I ponder this question as “Hot Tub Time Machine 2” is set to hit theaters later this week. “Hot Tub Time Machine” is not a great movie, in my opinion, but it certainly had me laughing for most of its runtime. Historically speaking, comedy sequels have not been well received critically or commercially. A recent exception to this rule is “22 Jump Street.” It’s interesting to use this as an example, as it is basically a retread of the first film, so much so that a running joke is Nick Offerman’s character commenting on how this case is the same as the case solved by Jenko and Schmidt in “21 Jump Street.” So why exactly is it still funny?
First and foremost, it’s about being funny. But comedy also has a lot to do with expectation. Few movies remain as funny during the second watch as they were during the first watch. This has to do with the set-up of a joke. Is a joke based off of shock value? If an old woman makes out with a young person, it’s supposed to be funny because we don’t expect an elderly person to have an interest in sex. But when we watch it again and we know the kiss is coming, it loses its potency. There is no surprise, nothing to garner enjoyment out of the viewer. It’s like a horror movie, actually. If the scares are based off of startling the viewer—long silence followed by a loud music cue and a monster popping up from the bottom of the scream—we know for future viewings that it’s coming, and so the tension is lost. Horror is about establishing atmosphere, about scares that are psychological more than physical, about fear getting under your skin and invading your mind in a way that makes you react without meaning to.
To apply this to comedy, consider “Grown Ups.” The wives of the main characters are lounging by a pool, seducing a hot lifeguard to come over.
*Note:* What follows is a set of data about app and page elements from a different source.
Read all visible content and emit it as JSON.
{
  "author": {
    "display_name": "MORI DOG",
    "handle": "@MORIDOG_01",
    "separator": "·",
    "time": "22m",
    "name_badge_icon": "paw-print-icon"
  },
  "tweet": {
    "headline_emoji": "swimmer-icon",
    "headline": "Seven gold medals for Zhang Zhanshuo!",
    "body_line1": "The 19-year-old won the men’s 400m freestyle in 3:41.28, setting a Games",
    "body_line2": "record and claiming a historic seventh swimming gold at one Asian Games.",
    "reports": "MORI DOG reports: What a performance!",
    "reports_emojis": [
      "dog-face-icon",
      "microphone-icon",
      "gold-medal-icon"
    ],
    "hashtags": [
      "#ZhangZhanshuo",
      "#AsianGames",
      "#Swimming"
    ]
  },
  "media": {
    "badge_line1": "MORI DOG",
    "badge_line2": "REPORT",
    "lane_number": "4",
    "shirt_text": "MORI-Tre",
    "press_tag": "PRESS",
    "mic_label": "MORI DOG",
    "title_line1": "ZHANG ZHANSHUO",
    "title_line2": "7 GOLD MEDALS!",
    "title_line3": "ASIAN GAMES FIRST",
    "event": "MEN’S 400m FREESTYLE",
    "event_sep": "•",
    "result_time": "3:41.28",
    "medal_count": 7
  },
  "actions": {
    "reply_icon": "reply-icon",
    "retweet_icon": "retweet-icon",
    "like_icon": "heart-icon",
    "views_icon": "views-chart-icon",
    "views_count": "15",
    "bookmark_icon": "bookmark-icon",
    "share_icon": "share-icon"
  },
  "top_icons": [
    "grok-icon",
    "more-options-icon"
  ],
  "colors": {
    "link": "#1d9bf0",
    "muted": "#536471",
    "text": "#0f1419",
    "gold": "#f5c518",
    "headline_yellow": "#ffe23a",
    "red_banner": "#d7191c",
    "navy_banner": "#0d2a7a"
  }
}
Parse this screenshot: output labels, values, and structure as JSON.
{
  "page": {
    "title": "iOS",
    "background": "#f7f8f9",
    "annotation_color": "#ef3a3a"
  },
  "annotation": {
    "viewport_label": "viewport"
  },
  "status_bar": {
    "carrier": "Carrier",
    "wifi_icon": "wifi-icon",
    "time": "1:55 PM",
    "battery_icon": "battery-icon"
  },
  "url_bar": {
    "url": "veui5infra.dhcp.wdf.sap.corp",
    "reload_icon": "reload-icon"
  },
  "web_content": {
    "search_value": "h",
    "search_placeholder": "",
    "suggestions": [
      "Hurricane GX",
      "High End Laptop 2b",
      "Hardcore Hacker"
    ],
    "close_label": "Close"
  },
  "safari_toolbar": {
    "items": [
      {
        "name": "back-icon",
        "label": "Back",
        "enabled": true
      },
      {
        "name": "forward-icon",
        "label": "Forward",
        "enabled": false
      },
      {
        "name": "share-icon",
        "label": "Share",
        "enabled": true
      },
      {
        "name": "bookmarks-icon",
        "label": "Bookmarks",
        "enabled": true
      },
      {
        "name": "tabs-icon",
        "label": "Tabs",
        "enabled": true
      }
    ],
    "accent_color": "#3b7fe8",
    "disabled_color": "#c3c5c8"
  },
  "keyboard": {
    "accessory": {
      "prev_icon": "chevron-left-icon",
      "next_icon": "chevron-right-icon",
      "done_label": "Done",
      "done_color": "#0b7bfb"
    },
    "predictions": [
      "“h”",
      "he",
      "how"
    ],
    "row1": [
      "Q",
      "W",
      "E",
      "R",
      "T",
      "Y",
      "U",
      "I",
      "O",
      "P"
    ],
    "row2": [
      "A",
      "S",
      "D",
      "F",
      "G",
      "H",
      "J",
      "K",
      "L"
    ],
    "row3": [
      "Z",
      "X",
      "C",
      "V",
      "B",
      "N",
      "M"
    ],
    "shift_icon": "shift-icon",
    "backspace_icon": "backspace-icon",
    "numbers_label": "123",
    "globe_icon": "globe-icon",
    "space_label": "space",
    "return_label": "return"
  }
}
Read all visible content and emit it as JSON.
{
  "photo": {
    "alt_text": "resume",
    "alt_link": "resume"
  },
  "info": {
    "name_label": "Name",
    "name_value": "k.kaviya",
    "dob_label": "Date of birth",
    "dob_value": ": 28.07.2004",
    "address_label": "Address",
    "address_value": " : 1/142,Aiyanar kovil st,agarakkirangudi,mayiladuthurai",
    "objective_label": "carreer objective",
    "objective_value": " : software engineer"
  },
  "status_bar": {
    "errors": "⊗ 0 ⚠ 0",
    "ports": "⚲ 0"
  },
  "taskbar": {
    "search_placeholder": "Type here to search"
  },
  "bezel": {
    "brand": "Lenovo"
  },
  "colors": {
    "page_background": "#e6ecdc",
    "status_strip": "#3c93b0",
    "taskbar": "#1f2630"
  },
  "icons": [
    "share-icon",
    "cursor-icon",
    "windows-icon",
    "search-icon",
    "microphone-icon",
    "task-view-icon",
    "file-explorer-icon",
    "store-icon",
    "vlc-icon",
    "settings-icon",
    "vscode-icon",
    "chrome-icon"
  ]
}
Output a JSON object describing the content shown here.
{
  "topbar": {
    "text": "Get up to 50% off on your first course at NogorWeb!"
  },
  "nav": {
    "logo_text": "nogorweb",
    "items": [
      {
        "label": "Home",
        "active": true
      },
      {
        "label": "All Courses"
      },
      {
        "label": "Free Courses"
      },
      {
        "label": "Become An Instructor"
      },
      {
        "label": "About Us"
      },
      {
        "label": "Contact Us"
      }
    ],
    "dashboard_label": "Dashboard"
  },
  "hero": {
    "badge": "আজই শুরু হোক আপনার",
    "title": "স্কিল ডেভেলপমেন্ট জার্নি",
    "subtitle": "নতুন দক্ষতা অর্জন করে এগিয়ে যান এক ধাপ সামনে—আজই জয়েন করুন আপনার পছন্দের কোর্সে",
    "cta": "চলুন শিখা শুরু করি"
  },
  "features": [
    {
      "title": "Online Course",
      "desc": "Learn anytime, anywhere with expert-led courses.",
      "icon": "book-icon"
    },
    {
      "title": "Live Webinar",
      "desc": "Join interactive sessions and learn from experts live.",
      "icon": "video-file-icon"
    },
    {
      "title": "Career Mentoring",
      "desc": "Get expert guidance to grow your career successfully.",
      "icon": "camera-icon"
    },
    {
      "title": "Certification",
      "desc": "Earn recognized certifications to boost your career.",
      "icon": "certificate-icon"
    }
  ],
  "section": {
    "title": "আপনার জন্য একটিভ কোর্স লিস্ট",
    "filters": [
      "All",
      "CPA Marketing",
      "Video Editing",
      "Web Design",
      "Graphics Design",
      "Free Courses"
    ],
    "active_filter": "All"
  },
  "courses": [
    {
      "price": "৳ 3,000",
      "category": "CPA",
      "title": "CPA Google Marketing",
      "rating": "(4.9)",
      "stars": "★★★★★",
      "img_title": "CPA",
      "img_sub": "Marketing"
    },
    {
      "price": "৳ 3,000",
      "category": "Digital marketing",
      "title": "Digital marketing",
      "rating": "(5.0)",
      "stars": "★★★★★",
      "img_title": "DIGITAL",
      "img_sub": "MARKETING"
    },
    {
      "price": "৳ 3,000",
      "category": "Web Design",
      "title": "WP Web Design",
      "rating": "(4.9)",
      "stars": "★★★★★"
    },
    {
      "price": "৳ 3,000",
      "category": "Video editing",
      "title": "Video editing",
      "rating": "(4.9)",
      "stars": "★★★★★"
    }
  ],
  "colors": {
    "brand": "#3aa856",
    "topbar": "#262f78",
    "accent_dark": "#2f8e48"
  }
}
He does, and when he gets there he begins to speak in a high-pitched voice. This is funny because we don’t associate a certain vocal tone with a certain physical appearance. But if you watch it again, it loses its effectiveness. The comedy is the surprise and nothing else. Nothing he says is funny, nothing the characters do in reaction is funny. Why should we laugh over and over and over again when the pleasure is purely surface-level?
The best comedies have certain intelligence to the way they’re crafted. There are jokes we don’t catch until the second time we watch, or the third, or the fourth. I don’t ask this of all films. It’s ok for a movie to be purely about the laughs, and it’s ok to get away with it. But comedies of late have been appallingly stale and repetitive. Will Ferrell and Adam Sandler are funny, but if they know they don’t have to put any effort into the movies they make, why would they? Why should they? If I could make millions of dollars for putting as little thought and care into my writing as possible, of course I’d do it. And you would too.
To circle back to expectation, it comes down to what the audience thinks a movie is going to be. People going to see “Hot Tub Time Machine 2” will expect something similar to “Hot Tub Time Machine.” And that’s exactly how it should be. When I go to see a comedy, however, a prerequisite is, in most cases, humor. Without that, can you still really call the film a comedy?
Article by Lucas Dispoto